Creatively here means trying different sound intensities, different phrasings, articulations ... different musical ideas. Creative practise, as opposed to mindless repetition, is the best mean to retain the all important concentration. We simply get bored and loose concentration when asked to repeat an identical task hundreds times, and then we do mistakes and we confuse our mind. Creative variety not only explores an universe of poetic possibilities, but it guarantees that practise time is well spent and that we keep our mind engaged and interested.

Perhaphs in the exercise of these qualities, slowness, relaxed strength, concentrated creativity, are the roots for becoming a master at an instrument.

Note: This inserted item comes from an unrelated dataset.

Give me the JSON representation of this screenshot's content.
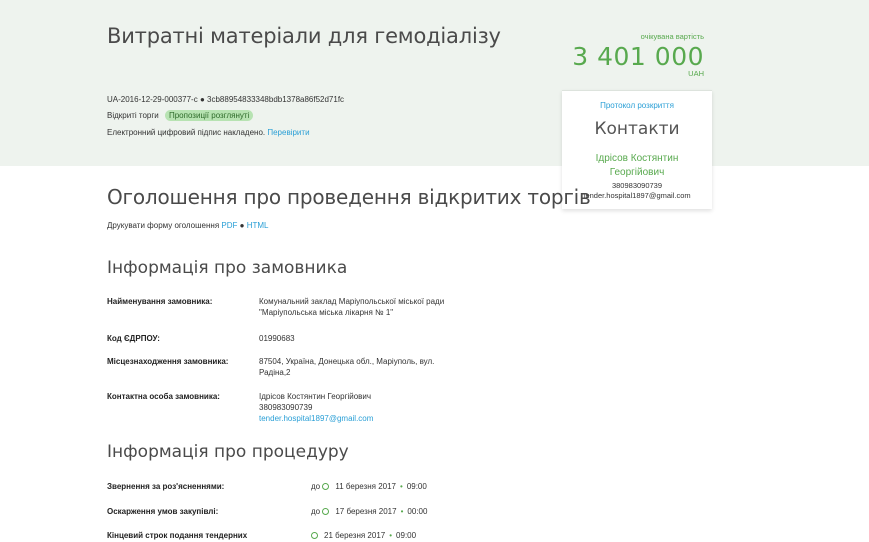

Obviously a web page is not a place where to learn the piano: a practical example at the piano is sometimes worth a thousands words. However in the future additional pages will include short discussions and suggestions of main piano technical problems including: musical idea, posture, free fall, articulation, staccato, legato, octaves, trills.

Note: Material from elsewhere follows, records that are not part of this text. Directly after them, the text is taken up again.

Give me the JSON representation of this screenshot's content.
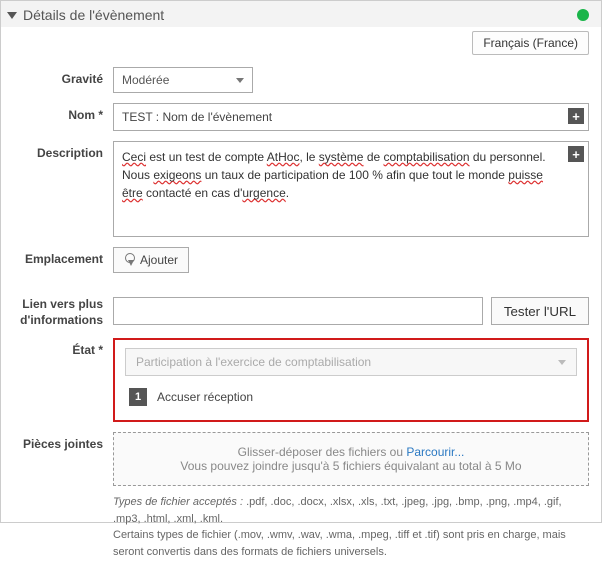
{
  "header": {
    "title": "Détails de l'évènement",
    "language_button": "Français (France)"
  },
  "labels": {
    "severity": "Gravité",
    "name": "Nom *",
    "description": "Description",
    "location": "Emplacement",
    "link": "Lien vers plus d'informations",
    "state": "État *",
    "attachments": "Pièces jointes"
  },
  "severity": {
    "value": "Modérée"
  },
  "name": {
    "value": "TEST : Nom de l'évènement"
  },
  "description": {
    "l1a": "Ceci",
    "l1b": " est un test de compte ",
    "l1c": "AtHoc",
    "l1d": ", le ",
    "l1e": "système",
    "l1f": " de ",
    "l1g": "comptabilisation",
    "l1h": " du personnel.",
    "l2a": "Nous ",
    "l2b": "exigeons",
    "l2c": " un taux de participation de 100 % afin que tout le monde ",
    "l2d": "puisse",
    "l3a": "être",
    "l3b": " contacté en cas d'",
    "l3c": "urgence",
    "l3d": "."
  },
  "location": {
    "add_label": "Ajouter"
  },
  "link": {
    "test_label": "Tester l'URL"
  },
  "state": {
    "select_value": "Participation à l'exercice de comptabilisation",
    "item_num": "1",
    "item_label": "Accuser réception"
  },
  "attachments": {
    "drop_prefix": "Glisser-déposer des fichiers ou ",
    "browse": "Parcourir...",
    "drop_hint": "Vous pouvez joindre jusqu'à 5 fichiers équivalant au total à 5 Mo",
    "types_label": "Types de fichier acceptés :",
    "types_list": " .pdf, .doc, .docx, .xlsx, .xls, .txt, .jpeg, .jpg, .bmp, .png, .mp4, .gif, .mp3, .html, .xml, .kml.",
    "note": "Certains types de fichier (.mov, .wmv, .wav, .wma, .mpeg, .tiff et .tif) sont pris en charge, mais seront convertis dans des formats de fichiers universels."
  }
}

Metronome. A blind use of the metronome, resulting in notes being played all equal, can remove any sense of flexibility and beauty from music: the sense of rithm must be generated from within not by an external device. However the metronome is valuable and can be used to establish and reinforce our natural sense of rithm.

Inner conductor. Don't think that the metronome is an external device that tells you what to do. "Conduct" the metronome instead. Put the metronome at a very confortable speed (around 60, close to your hear-beat) and beat your hand on a surface: imagine that is your hand that is causing the metronome to tick. The same can be done at the keyboard: imagine that it is the end of the downstroke, the key hitting the keybed, that sends the impulse to the metronome to tick. The purpose here is to establish a mental habit that makes you think of conducting, instead of having a machine ordering you around.

Natural sense of pulse. Pay triplets (or quadruplets) for each beat. Don't play the notes all at the same speed. The notes after the beat are a bit faster so that you have a short extra interval of time to "prepare" the upcoming beat. The goal is to catch (conduct) the metronome beat so accurately that your next note almost obliterates it. This achieves two effects: first it develops a steady sense of pulse, second it makes the musical space between the metronome beats come alive. Here speed is absolutely not important, you can do this exercise at very slow speed: accuracy and listening is important.

separator And finally there is the use of the metronome to play different groupings of notes. Simply, with the metronome at a constant speed play an exercise (scales are perfect, see below) with 1, 2, 3, 4, 5, and 6 notes/beat and then 5, 4, 3, 2, and 1 (1=>6=>1).

For the best example of a wonderful musical pulse: listen to Pablo Casals playing the first J.S. Bach Cello Suite: within a measure there is a wonderful extent of rithmic flexibility, still! one can put a metronome marking the beginning of each measure (not beats within the measure) and marvel at the accuracy of this longer pulse.

Scales I practise my scales doing so with a metronome speed of 80-100 using the 1=>6=>1 notes/beat sequence reported above. When I play 1 note/beat I do one octave, at 2 two octaves, all the way to 5 octaves for 5 notes/beat. Not all scales have 6 octaves on the keyboard so I only do three octaves at that speed. It takes few minutes to go thrugh all the minor and major scales playing in the descending or ascending circle of the fifths with added minor. (That is C - a - F - d - B-flat - g - etc, or alternatively C - e - G - b - D - etc).


at the piano